(Entries from a dataset of interfaces)
|---|

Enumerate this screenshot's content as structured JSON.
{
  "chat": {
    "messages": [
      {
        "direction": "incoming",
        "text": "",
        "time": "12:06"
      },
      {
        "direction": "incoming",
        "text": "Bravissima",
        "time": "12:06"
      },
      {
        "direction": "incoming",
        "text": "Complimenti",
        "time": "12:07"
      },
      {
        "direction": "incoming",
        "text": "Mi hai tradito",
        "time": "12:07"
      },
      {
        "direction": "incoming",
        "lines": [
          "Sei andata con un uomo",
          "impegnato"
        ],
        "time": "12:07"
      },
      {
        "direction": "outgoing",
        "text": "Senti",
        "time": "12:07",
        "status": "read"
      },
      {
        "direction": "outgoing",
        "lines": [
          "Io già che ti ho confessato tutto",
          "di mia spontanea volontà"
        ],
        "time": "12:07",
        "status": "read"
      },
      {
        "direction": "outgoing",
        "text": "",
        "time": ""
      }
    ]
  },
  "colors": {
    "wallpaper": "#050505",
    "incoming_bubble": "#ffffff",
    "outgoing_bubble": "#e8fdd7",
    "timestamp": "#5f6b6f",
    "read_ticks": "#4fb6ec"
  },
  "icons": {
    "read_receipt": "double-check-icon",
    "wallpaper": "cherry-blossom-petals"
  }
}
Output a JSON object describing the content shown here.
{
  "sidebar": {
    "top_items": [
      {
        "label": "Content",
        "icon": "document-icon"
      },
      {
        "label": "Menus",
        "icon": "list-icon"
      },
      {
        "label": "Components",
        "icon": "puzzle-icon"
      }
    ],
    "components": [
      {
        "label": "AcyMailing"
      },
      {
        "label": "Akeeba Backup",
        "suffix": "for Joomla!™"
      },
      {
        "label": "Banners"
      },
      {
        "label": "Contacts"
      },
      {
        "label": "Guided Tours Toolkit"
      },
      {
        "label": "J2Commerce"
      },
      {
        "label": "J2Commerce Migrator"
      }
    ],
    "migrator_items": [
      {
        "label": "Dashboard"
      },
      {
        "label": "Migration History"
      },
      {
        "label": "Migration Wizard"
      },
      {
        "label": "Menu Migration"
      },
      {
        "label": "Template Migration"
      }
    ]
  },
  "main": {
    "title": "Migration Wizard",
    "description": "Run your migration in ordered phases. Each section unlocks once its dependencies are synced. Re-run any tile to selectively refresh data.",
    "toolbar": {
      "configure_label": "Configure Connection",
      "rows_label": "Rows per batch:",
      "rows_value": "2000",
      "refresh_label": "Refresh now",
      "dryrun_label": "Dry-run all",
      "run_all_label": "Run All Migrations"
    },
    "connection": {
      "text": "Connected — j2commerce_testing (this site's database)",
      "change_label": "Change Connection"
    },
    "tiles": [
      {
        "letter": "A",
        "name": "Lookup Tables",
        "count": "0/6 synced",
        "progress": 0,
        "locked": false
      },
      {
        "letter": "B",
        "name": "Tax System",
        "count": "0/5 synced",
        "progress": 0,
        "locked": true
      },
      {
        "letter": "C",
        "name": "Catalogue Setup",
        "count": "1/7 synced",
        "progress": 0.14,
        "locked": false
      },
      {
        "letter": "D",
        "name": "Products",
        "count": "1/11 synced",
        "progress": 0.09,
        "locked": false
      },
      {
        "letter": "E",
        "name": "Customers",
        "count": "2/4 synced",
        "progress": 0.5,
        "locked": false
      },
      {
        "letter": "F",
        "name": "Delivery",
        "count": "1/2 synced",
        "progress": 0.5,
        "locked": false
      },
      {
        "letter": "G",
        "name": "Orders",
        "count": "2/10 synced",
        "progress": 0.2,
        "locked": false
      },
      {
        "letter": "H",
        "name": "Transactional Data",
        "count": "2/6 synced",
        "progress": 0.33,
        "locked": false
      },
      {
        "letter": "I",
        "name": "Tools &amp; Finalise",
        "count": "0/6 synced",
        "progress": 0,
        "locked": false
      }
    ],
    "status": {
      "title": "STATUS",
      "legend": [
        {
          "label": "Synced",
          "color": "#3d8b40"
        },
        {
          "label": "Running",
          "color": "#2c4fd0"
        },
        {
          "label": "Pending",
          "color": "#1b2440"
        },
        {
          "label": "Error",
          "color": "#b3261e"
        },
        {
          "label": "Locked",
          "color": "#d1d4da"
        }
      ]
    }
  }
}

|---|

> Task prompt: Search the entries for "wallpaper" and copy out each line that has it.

> Answer below:
    "wallpaper": "#050505",
    "wallpaper": "cherry-blossom-petals"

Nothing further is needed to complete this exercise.